#### About this task:
A faithful copy of the entries is required, with no images in it.

#### Records shown:

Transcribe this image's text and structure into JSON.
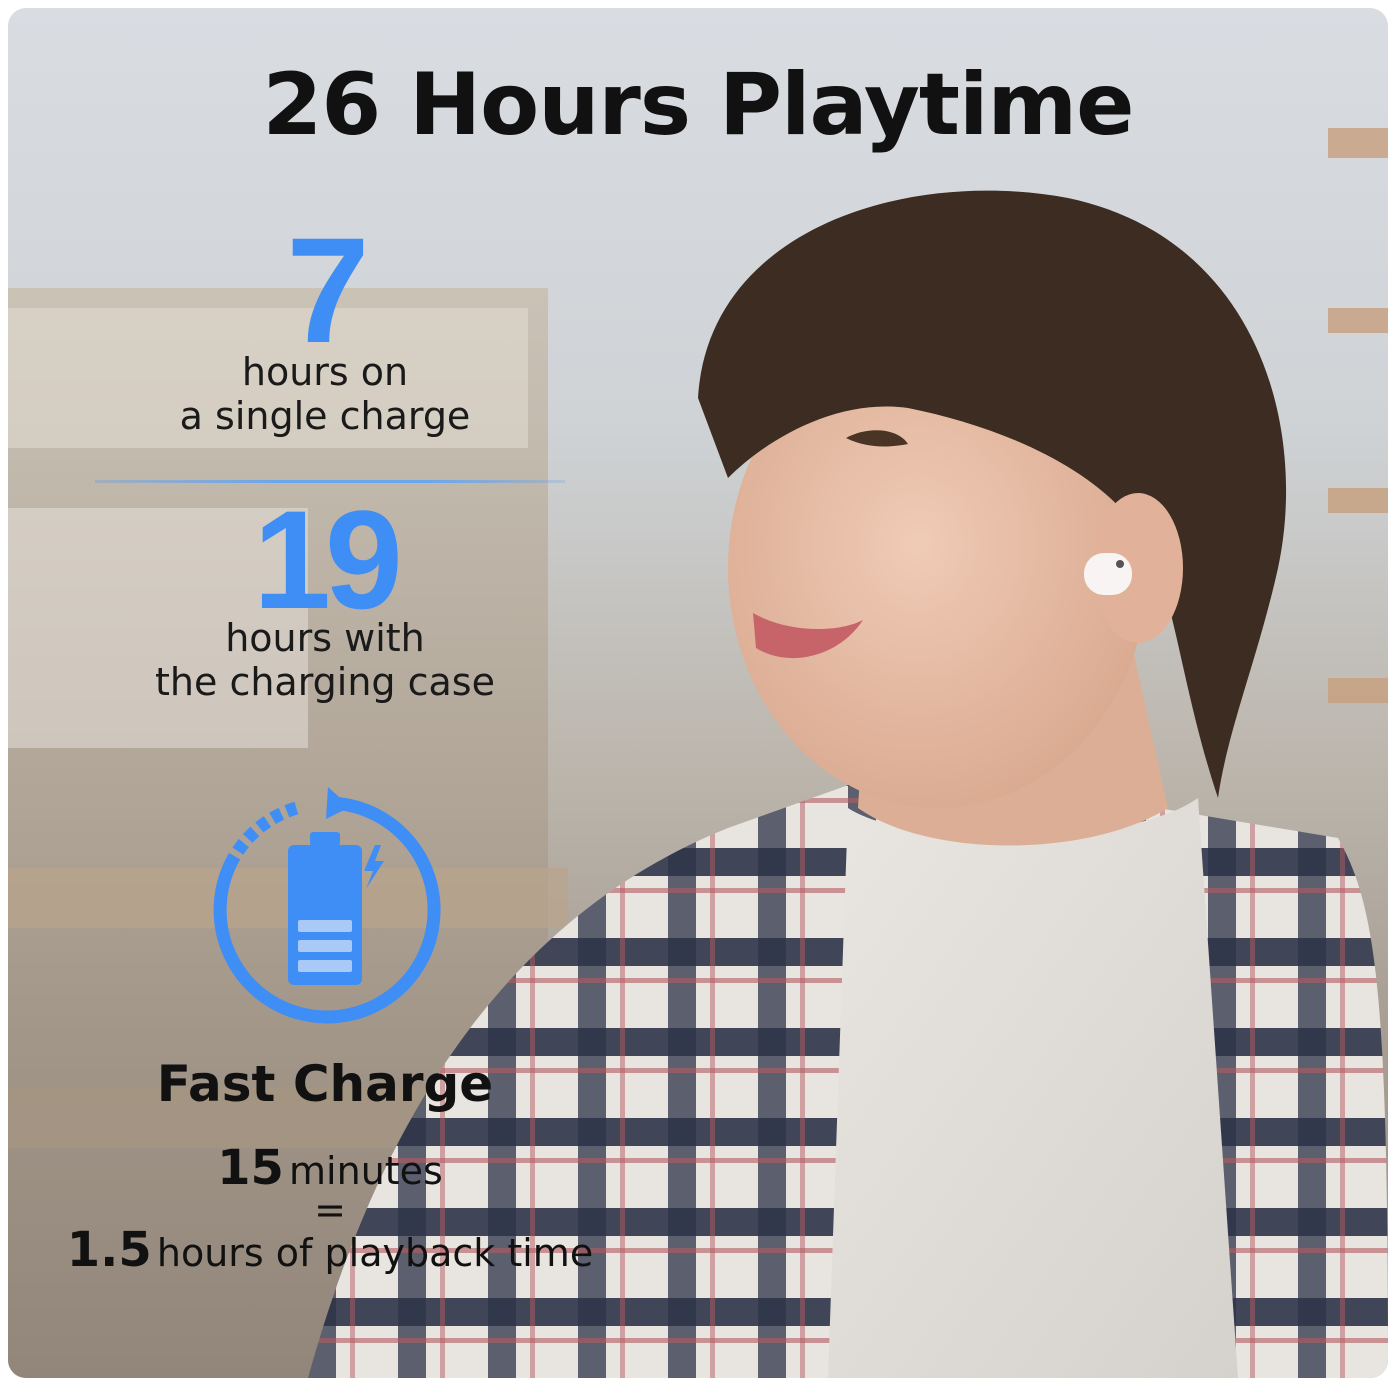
{
  "title": "26 Hours Playtime",
  "stats": [
    {
      "value": "7",
      "line1": "hours on",
      "line2": "a single charge"
    },
    {
      "value": "19",
      "line1": "hours with",
      "line2": "the charging case"
    }
  ],
  "fast_charge": {
    "title": "Fast Charge",
    "minutes_value": "15",
    "minutes_label": "minutes",
    "equals": "=",
    "hours_value": "1.5",
    "hours_label": "hours of playback time"
  },
  "colors": {
    "accent_blue": "#3f8ef5",
    "text_dark": "#111111"
  },
  "icons": [
    "battery-charging-icon",
    "refresh-arrow-icon"
  ]
}
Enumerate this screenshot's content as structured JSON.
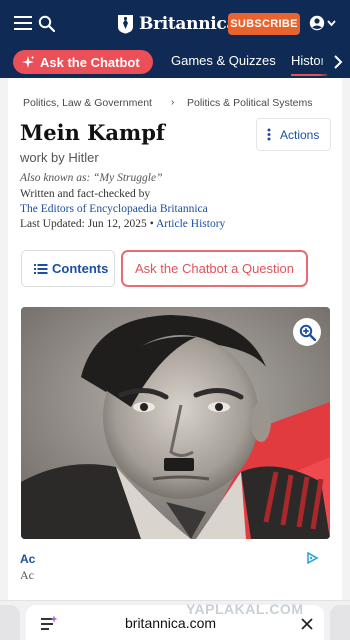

#### Solution below:
Transcribe this image's text and structure into JSON.
{
  "title": "26 Hours Playtime",
  "stats": [
    {
      "value": "7",
      "line1": "hours on",
      "line2": "a single charge"
    },
    {
      "value": "19",
      "line1": "hours with",
      "line2": "the charging case"
    }
  ],
  "fast_charge": {
    "title": "Fast Charge",
    "minutes_value": "15",
    "minutes_label": "minutes",
    "equals": "=",
    "hours_value": "1.5",
    "hours_label": "hours of playback time"
  },
  "colors": {
    "accent_blue": "#3f8ef5",
    "text_dark": "#111111"
  },
  "icons": [
    "battery-charging-icon",
    "refresh-arrow-icon"
  ]
}
Enumerate this screenshot's content as structured JSON.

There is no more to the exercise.